Kevin Clouther Why did Kevin love this book?

When Jennifer Egan published “Found Objects” “Safari,” and “Ask Me If I Care” in The New Yorker I knew she was onto something, but I wasn’t prepared for the cumulative effect of A Visit from the Good Squad, which bounces between past and present (and, occasionally, into the future).

One character asks, “Time’s a goon, right?” Time is, though I hadn’t considered how until surrendering to Egan’s vision, which spans from NYC to Africa to PowerPoint. Whether this is a collection of linked stories or novel or some other hybrid form is irrelevant; the book is pure sorcery.

It was one of the thrills of my career to bring Egan to Omaha in 2019 to lecture to the University of Nebraska MFA in Writing.

By Jennifer Egan,

Why should I read it?

4 authors picked A Visit from the Goon Squad as one of their favorite books, and they share why you should read it.

What is this book about?

WINNER OF THE PULITZER PRIZE FOR FICTION
NEW YORK TIMES TOP 10 BOOKS OF 2010

Jennifer Egan's spellbinding novel circles the lives of Bennie Salazar, an aging former punk rocker and record executive, and Sasha, the passionate, troubled young woman he employs. Although Bennie and Sasha never discover each other's pasts, the reader does, in intimate detail, along with the secret lives of a host of other characters whose paths intersect with theirs, over many years, in locales as varied as New York, San Francisco, Naples, and Africa.

We first meet Sasha in her mid-thirties, on her therapist's couch in…


Book cover of The Gospel According to St. Rage

Adam Oster Author Of The Agora Files - Part 1

From my list on independent books you’ve never heard of.

Why am I passionate about this?

As an independent author, I’ve been lucky enough to find a wealth of other independent authors out there. People who are doing things that aren’t quite mainstream. Artists who are experimenting with the written word and doing truly unique things. Where the world is filled with books made for the sole purpose of being turned into movies, these authors are creating works of fiction that are suited for the written word. Masterpieces that will make you think and want to find even more new forms of fiction. Simply put, independent authors are pushing books into new realms that you simply can’t find in the mainstream market.

Adam's book list on independent books you’ve never heard of

Adam Oster Why did Adam love this book?

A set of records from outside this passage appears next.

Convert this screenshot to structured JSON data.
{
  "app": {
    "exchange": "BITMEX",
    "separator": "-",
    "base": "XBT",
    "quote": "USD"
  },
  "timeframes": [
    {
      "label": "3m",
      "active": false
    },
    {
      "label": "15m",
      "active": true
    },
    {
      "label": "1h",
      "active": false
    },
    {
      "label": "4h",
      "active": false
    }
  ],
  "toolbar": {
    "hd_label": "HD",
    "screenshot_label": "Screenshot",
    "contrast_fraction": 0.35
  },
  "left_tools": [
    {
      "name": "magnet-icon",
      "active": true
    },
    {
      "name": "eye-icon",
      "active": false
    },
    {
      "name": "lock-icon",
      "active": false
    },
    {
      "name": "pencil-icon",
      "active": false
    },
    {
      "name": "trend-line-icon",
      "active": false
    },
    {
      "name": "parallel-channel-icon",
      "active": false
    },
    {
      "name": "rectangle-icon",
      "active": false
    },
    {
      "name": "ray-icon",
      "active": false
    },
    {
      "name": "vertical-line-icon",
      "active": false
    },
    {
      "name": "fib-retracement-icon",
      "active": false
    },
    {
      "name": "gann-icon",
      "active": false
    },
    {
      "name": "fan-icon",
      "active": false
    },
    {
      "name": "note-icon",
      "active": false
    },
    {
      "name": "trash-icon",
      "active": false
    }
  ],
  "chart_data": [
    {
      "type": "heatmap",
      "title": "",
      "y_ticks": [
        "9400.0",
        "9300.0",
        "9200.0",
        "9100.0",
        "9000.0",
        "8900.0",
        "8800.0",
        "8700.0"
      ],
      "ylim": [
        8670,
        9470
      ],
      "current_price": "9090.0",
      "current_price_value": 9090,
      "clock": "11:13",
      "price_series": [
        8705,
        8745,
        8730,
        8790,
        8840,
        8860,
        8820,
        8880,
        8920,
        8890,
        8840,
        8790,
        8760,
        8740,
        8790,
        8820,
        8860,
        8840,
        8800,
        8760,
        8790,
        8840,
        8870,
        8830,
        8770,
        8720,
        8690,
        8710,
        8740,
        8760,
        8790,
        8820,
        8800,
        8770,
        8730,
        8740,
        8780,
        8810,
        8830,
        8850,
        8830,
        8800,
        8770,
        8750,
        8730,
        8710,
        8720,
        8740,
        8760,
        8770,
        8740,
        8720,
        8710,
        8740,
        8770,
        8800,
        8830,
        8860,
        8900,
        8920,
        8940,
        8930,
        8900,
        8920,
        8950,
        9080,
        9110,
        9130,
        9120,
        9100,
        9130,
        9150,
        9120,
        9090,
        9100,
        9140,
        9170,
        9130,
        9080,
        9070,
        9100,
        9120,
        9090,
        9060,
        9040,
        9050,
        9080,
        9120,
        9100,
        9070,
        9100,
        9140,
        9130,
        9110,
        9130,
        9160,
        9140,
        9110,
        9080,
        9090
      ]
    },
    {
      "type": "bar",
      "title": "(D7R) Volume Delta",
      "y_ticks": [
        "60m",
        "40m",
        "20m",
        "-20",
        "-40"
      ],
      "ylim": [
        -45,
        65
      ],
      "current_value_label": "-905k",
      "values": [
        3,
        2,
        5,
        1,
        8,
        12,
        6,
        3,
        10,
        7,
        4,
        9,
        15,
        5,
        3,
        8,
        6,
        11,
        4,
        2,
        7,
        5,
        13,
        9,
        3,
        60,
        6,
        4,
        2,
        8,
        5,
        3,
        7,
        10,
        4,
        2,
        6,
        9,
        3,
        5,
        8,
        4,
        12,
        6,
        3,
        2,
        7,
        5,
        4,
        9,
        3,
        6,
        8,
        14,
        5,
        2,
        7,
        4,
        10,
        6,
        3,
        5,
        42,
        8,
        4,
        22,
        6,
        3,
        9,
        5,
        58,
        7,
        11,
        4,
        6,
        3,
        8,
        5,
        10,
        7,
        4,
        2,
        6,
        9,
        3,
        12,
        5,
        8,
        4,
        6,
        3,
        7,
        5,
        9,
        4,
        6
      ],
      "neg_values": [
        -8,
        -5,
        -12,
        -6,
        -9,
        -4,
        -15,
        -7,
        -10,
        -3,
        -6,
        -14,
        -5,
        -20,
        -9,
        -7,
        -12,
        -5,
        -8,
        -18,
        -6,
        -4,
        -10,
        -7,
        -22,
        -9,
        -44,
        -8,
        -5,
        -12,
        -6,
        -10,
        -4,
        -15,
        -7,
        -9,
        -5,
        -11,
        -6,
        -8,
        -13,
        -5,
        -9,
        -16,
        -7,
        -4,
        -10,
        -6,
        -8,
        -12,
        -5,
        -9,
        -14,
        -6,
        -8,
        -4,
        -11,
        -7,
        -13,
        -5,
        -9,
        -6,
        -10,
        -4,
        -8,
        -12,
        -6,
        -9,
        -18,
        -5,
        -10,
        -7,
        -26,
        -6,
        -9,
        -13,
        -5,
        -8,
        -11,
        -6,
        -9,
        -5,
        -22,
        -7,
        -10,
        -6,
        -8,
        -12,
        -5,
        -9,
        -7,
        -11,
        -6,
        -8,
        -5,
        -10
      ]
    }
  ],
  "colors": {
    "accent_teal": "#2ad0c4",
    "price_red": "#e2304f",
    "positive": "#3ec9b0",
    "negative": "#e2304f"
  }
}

Loser girl turned punk rock superhero... Those six words should sell you on The Gospel According to St. Rage alone. But that still doesn't do this book any sort of justice because this isn't really a superhero book. Sure, Barbara may have the powers to cause flocks of birds to release their...um...payload onto her enemies with the simple flick of a finger, but she's not out to save the world, she's just out to finally live the life she's been hiding from.

Eisenbrey brought me back to my own high school days with this book that feels like a punk rock song. To those days of trying to make friends, of trying to define who I am. And she does so with rock star class.

By Karen Eisenbrey,

Why should I read it?

1 author picked The Gospel According to St. Rage as one of their favorite books, and they share why you should read it. This book is for kids age 14, 15, 16, and 17.

What is this book about?

Meet Barbara Bernsen, Former Invisible Girl.

Barbara isn't your typical high school junior. She's been invisible since the third grade. But when a magic hat brings her back into the light, Barbara is ready to take on the world. First priority? Start an all-girl garage band. Miraculous super powers were never in her plan, but sometimes you get what you need. Bullies and school shooters don't stand a chance.

Yes, we all love Wonder Woman, Black Widow, and Jessica Jones, but Barbara is the hero her high school deserves.

Truth. Justice. Rock & Roll.


5 book lists we think you will like!

Interested in punk rock, counterculture, and rock music?

10,000+ authors have recommended their favorite books and what they love about them. Browse their picks for the best books about punk rock, counterculture, and rock music.

Punk Rock Explore 44 books about punk rock
Counterculture Explore 31 books about counterculture
Rock Music Explore 223 books about rock music